What you have to do:
Below are the records; locate each line with the word "khoản" and copy it.
--- Study material Enclosed Below ---
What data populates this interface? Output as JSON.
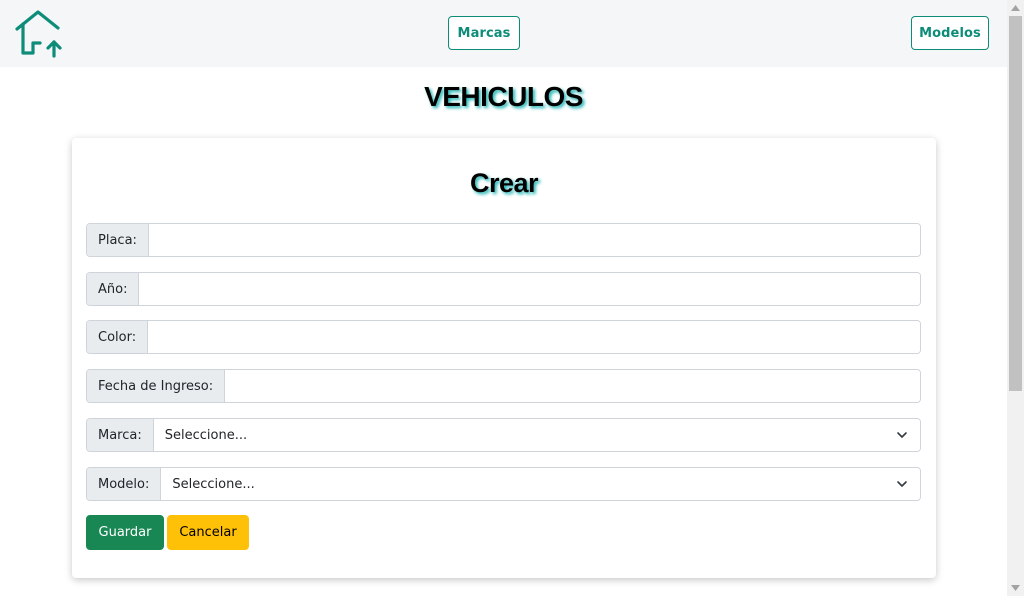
{
  "navbar": {
    "home_icon": "house-up-arrow-icon",
    "links": {
      "marcas": "Marcas",
      "modelos": "Modelos"
    }
  },
  "page": {
    "title": "VEHICULOS"
  },
  "form": {
    "title": "Crear",
    "fields": {
      "placa": {
        "label": "Placa:",
        "value": ""
      },
      "anio": {
        "label": "Año:",
        "value": ""
      },
      "color": {
        "label": "Color:",
        "value": ""
      },
      "fecha": {
        "label": "Fecha de Ingreso:",
        "value": ""
      }
    },
    "selects": {
      "marca": {
        "label": "Marca:",
        "selected": "Seleccione..."
      },
      "modelo": {
        "label": "Modelo:",
        "selected": "Seleccione..."
      }
    },
    "buttons": {
      "save": "Guardar",
      "cancel": "Cancelar"
    }
  },
  "colors": {
    "accent": "#0d8c7a",
    "title_shadow": "#19b3b3",
    "save": "#198754",
    "cancel": "#ffc107"
  }
}
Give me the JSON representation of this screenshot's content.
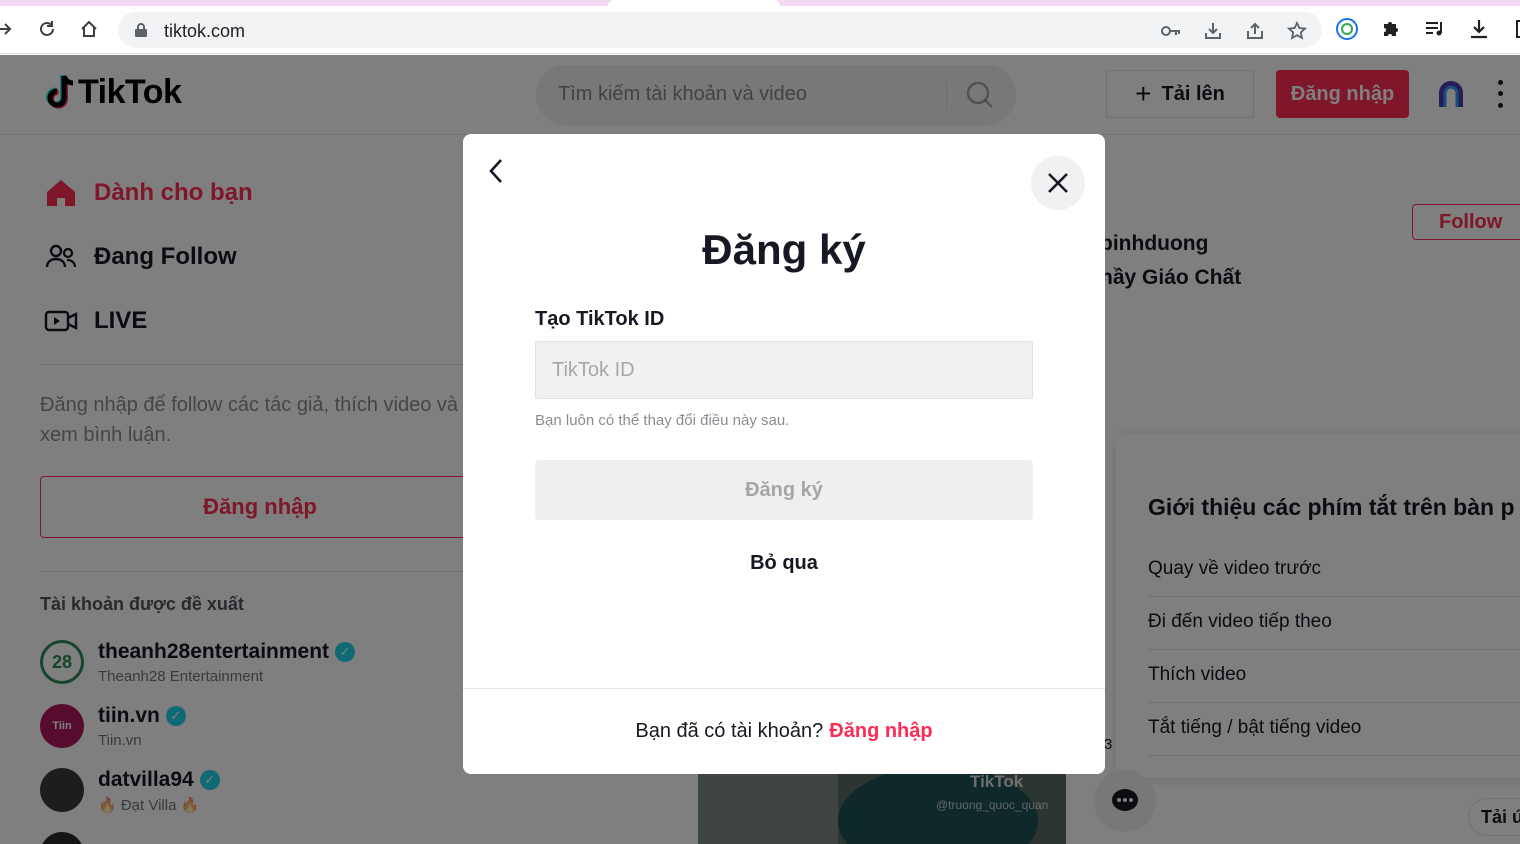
{
  "browser": {
    "url": "tiktok.com"
  },
  "header": {
    "logo": "TikTok",
    "search_placeholder": "Tìm kiếm tài khoản và video",
    "upload_label": "Tải lên",
    "login_label": "Đăng nhập"
  },
  "sidebar": {
    "nav": [
      {
        "label": "Dành cho bạn",
        "icon": "home-icon"
      },
      {
        "label": "Đang Follow",
        "icon": "following-icon"
      },
      {
        "label": "LIVE",
        "icon": "live-icon"
      }
    ],
    "login_prompt": "Đăng nhập để follow các tác giả, thích video và xem bình luận.",
    "login_button": "Đăng nhập",
    "suggested_title": "Tài khoản được đề xuất",
    "accounts": [
      {
        "username": "theanh28entertainment",
        "nickname": "Theanh28 Entertainment",
        "avatar_text": "28"
      },
      {
        "username": "tiin.vn",
        "nickname": "Tiin.vn",
        "avatar_text": "Tiin"
      },
      {
        "username": "datvilla94",
        "nickname": "🔥 Đạt Villa 🔥",
        "avatar_text": ""
      }
    ]
  },
  "feed": {
    "follow_label": "Follow",
    "author": "binhduong",
    "desc": "hầy Giáo Chất",
    "watermark": "TikTok",
    "watermark_user": "@truong_quoc_quan",
    "side_count": "3",
    "get_app": "Tải ứ"
  },
  "shortcuts": {
    "title": "Giới thiệu các phím tắt trên bàn p",
    "items": [
      "Quay về video trước",
      "Đi đến video tiếp theo",
      "Thích video",
      "Tắt tiếng / bật tiếng video"
    ]
  },
  "modal": {
    "title": "Đăng ký",
    "field_label": "Tạo TikTok ID",
    "field_placeholder": "TikTok ID",
    "field_value": "",
    "hint": "Bạn luôn có thể thay đổi điều này sau.",
    "submit_label": "Đăng ký",
    "skip_label": "Bỏ qua",
    "footer_text": "Bạn đã có tài khoản?",
    "footer_link": "Đăng nhập"
  },
  "colors": {
    "brand": "#fe2c55",
    "verified": "#20d5ec"
  }
}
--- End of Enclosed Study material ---
Expected answer:
    "search_placeholder": "Tìm kiếm tài khoản và video",
    "suggested_title": "Tài khoản được đề xuất",
    "footer_text": "Bạn đã có tài khoản?",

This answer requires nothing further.